Electricity And Utility Expense Pass-Throughs Are Common Hiding Places For Overcharges
Summer is here with rising electric use and escalating electric costs. As many corporate tenants struggle to maintain profit margins, significant expense reduction opportunities may lie in a closer examination of utility costs.
Many commercial leases call for tenants to purchase some share of their utilities from the landlord. These building operating expenses are passed through to the tenants using a myriad of billing methodologies and the tenant is separately charged for utilities (electricity, chilled and condenser water, steam, gas, etc.). Inaccurate electric reimbursement calculations can skyrocket already existing costs in the summer months, and with utility prices continually on the rise even a small miscalculation can result in significant losses in operating capital.
Electricity And Utility Expense Pass-Throughs Are Common Hiding Places For Overcharges. How can a commercial tenant protect itself from these impermissible or inflated expenses? Through keeping a careful eye on what and how a landlord passes through expenses to the tenant and building operating costs.
Areas Where Systemic Issues Can Exist Include:
- Sub-Metered Electric: Calculation Errors, Incorrect Rate Application, Improper Metering of Space, Faulty Meters, Exaggerated Profits, and Wholesale/Retail Distortions
- Rent Inclusion (ERIF): Incorrect Rate Applications, Incorrect Base Dates, Improper Pass Throughs of Rate Increase/Decrease, Incorrect Surveys (Overestimated Consumption, Calculation Errors, Improper Equipment Inclusion)
- Common Area Electric: Improper Allocation between Building and Tenant Electric, Double Billings, Failure to Deduct Reimbursed Costs, Incorrect Tax Applications
- Direct Meter: Misapplied Rates, Billing for Incorrect Meters
HVAC Overcharge Case Study: An international law firm wished to audit its’ North American leasehold expenses. While conducting a compliance review of the firm’s 220,000 square foot, New York City headquarters lease, the audit revealed that the landlord was overcharging the firm in numerous expense categories. One particular expense area was in the substantial overtime HVAC usage the firm’s international practice required. The tenant’s lease stipulated that overtime HVAC be charged to the firm at the landlord’s actual cost plus ten percent (10%). The landlord, however, was inflating that actual cost by what CTS later discovered to be some four hundred percent (400%). Compounding the overcharge, the landlord was then failing to back out this tenant specific expense from the building operating expenses, so the firm was paying for the same expense twice.
Financial Impact: The overtime HVAC/electric overcharges to the firm across the previous five years totaled some $840,000, with additional and continued cost avoidance benefits.

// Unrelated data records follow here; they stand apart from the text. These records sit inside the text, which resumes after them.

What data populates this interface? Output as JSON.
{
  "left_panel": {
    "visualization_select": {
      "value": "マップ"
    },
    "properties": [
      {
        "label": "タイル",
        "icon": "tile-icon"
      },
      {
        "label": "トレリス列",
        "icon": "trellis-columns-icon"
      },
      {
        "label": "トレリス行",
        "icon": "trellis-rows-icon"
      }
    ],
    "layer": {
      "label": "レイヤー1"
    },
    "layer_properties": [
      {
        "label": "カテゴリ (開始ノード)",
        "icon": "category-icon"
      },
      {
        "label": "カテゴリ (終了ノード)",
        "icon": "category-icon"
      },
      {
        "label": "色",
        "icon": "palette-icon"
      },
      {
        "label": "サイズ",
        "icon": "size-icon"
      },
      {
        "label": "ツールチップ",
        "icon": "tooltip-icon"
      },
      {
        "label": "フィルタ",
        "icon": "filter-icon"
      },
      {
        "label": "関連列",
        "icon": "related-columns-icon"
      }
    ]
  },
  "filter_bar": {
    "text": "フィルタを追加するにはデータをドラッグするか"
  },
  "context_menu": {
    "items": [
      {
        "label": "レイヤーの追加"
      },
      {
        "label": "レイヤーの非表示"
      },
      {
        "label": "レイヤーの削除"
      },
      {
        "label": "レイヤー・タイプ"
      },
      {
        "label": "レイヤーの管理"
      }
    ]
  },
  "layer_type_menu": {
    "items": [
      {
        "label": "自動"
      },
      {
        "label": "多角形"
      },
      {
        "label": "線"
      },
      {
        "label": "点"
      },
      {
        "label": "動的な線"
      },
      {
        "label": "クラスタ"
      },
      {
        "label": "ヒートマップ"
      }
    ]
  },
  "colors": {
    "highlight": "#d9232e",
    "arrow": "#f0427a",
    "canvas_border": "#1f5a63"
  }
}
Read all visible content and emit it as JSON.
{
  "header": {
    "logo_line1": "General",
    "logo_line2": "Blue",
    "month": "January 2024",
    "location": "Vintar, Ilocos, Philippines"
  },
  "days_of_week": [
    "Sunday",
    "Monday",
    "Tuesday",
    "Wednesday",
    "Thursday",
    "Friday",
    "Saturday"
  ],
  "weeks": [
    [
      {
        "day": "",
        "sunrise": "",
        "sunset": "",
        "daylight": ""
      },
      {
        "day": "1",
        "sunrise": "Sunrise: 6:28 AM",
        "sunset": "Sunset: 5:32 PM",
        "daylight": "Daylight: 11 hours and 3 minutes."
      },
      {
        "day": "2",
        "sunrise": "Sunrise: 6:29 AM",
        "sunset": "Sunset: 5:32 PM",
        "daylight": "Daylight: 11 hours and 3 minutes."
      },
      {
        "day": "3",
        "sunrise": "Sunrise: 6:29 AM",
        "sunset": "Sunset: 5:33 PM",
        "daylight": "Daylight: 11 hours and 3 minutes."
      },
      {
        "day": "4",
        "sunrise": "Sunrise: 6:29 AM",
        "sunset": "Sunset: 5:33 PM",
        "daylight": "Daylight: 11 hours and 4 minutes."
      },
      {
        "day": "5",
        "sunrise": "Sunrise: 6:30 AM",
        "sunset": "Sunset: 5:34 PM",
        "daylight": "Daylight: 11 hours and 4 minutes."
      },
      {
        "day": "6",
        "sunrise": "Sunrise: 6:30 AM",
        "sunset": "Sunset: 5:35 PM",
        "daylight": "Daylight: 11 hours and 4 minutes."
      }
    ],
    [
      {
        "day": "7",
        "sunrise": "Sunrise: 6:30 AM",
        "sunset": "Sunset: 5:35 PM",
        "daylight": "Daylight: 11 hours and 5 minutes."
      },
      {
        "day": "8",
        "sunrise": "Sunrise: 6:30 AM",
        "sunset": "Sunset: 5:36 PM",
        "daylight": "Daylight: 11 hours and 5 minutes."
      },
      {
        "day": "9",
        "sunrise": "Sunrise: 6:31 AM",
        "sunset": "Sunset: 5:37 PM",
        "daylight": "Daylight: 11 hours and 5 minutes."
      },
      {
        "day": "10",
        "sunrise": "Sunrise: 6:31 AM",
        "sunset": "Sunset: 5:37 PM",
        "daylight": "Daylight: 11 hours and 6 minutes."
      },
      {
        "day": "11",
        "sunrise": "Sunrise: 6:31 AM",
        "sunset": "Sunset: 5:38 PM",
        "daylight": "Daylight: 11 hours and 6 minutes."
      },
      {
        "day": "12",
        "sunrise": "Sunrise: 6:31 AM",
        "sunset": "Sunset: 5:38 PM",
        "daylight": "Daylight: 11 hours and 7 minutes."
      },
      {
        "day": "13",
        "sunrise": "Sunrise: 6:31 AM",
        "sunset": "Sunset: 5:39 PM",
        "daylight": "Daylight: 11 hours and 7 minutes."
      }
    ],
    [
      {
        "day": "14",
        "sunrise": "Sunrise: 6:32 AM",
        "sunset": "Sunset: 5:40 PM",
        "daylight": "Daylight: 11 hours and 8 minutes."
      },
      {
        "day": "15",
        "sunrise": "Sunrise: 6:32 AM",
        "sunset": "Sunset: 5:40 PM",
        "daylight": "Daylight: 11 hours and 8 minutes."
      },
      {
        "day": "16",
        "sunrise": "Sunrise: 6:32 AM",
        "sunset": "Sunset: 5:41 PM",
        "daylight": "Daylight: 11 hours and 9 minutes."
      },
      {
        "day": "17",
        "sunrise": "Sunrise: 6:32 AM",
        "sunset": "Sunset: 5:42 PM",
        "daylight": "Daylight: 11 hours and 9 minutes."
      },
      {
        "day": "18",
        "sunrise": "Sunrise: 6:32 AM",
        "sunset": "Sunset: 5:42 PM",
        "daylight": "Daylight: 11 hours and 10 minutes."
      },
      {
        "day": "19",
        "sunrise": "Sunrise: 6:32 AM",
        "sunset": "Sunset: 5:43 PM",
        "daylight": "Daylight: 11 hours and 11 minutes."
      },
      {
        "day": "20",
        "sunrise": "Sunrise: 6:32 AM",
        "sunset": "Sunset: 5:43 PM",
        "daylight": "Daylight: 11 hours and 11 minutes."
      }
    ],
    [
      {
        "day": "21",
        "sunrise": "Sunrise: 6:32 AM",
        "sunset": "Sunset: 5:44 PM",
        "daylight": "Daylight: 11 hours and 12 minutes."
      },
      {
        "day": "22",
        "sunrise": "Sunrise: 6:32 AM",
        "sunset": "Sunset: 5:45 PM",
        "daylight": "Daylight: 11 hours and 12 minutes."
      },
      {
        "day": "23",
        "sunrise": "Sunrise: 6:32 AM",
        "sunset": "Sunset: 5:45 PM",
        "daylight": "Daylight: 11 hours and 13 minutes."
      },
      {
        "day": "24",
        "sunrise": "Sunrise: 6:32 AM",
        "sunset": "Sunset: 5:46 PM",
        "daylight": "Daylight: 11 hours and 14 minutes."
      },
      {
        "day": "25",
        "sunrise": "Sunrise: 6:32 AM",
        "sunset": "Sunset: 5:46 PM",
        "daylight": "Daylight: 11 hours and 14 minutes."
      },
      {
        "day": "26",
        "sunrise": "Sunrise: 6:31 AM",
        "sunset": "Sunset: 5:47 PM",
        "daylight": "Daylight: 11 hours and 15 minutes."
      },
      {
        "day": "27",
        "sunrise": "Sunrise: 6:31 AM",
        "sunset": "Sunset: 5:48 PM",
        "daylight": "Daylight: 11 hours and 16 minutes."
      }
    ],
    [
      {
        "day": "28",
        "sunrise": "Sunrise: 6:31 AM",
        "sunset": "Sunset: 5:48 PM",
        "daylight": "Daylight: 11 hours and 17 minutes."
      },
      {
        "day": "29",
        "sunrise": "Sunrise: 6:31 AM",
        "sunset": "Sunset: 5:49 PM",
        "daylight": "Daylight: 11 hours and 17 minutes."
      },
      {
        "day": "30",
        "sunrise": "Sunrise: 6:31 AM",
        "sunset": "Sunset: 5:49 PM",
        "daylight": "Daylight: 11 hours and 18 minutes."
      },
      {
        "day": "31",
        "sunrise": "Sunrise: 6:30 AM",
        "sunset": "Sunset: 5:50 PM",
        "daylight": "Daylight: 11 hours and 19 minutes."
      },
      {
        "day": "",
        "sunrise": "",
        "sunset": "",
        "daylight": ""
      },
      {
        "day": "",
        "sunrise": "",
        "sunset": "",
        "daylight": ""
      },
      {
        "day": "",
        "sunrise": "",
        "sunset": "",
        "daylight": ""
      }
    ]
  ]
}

Overcharges can hide in virtually any expense category, and some of the most overlooked overcharges reside in electricity and utility expenses. When choosing cost containment solutions partner, it is critical to ensure that the prospective partner firm bring all necessary skill sets to the table – including electric and utility audit expertise.